2. Get Regular Screenings:
Frequent screenings for syphilis are crucial in preventing reinfection. Regular testing enables early detection and treatment of the infection, reducing the risk of complications and transmission to others. It is particularly important for individuals who engage in high-risk behaviors, such as multiple sexual partners or unprotected sex, to undergo routine screenings. Healthcare providers can recommend the appropriate screening frequency based on individual risk factors.
3. Notify and Treat Partners:
Informing sexual partners about a syphilis infection is vital to prevent the spread of the disease and reinfection. If diagnosed with syphilis, it is essential to notify recent sexual partners so that they can seek testing and receive appropriate treatment if necessary. Treating all partners simultaneously reduces the risk of reinfection within a sexual network. Partner notification services provided by healthcare professionals can ensure that individuals are able to reach out to their partners in a timely and confidential manner.
- The Impact of Syphilis on the Body:
- Long-Term Complications of Syphilis:
- Treatment Options for Syphilis:
- Factors Influencing the Long-Term Outlook of Syphilis Patients:
- Potential Complications of Untreated or Inadequately Treated Syphilis:
- Prognosis for Early-Stage Syphilis:
- Managing Late-Stage Syphilis:
- The Role of Follow-Up Care in Monitoring Syphilis Patients:
- Psychosocial Impact of Syphilis:
- Strategies for Emotional Well-Being:
- Advice for Syphilis Patients:

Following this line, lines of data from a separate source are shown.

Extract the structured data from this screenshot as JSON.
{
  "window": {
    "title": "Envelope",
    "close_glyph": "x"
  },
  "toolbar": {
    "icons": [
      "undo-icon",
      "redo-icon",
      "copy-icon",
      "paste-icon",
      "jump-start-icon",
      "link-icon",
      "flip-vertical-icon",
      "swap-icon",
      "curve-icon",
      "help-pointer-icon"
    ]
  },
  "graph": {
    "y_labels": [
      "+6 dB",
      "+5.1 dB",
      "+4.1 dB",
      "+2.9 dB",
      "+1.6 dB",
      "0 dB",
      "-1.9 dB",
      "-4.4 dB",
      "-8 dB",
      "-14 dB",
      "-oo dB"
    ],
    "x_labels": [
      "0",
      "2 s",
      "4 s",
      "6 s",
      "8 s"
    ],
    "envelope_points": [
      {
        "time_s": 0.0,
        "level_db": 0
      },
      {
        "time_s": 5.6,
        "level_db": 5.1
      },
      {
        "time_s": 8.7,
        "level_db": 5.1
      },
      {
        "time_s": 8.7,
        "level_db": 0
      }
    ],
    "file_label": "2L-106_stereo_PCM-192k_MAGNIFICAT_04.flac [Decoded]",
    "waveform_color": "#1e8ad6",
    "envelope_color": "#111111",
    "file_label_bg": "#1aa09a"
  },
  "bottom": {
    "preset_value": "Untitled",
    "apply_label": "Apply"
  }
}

- Maintaining a Healthy Lifestyle for Overall Well-Being:
|The Impact of Syphilis on the Body||Discussion on how syphilis affects various organs and systems within the body.|
|Long-Term Complications of Syphilis||Exploration of the potential long-term health consequences that can arise from untreated or inadequately treated syphilis.|
|Treatment Options for Syphilis||An overview of the available antibiotics and therapies used for treating syphilis and their effectiveness.|
Advice For Syphilis Patients: Maintaining A Healthy Lifestyle For Overall Well-Being
Syphilis is a sexually transmitted infection caused by the bacterium Treponema pallidum. While the primary focus of syphilis treatment is on eliminating the infection through medications, maintaining a healthy lifestyle is equally important for overall well-being. Adopting certain lifestyle choices can not only support the body’s natural healing process but also enhance one’s emotional and physical well-being. In this blog post, we will explore some advice and strategies for syphilis patients to maintain a healthy lifestyle and improve their overall well-being.
1. Consistent Medical Follow-Up: Regular medical check-ups are crucial for syphilis patients to monitor the effectiveness of treatment and any potential complications. Make sure to attend all follow-up appointments and communicate any concerns or symptoms to your healthcare provider.
2. Practice Safe Sex: To prevent reinfection or transmission to others, it’s important to practice safe sex. This includes using barrier methods such as condoms, dental dams, and gloves during sexual activities. Discuss with your partner(s) about your syphilis status and take necessary precautions.
3. Balanced Diet: A healthy and balanced diet can boost the immune system and support the healing process. Include plenty of fruits, vegetables, whole grains, lean proteins, and healthy fats in your meals. Avoid excessive consumption of processed foods, sugary drinks, and alcohol.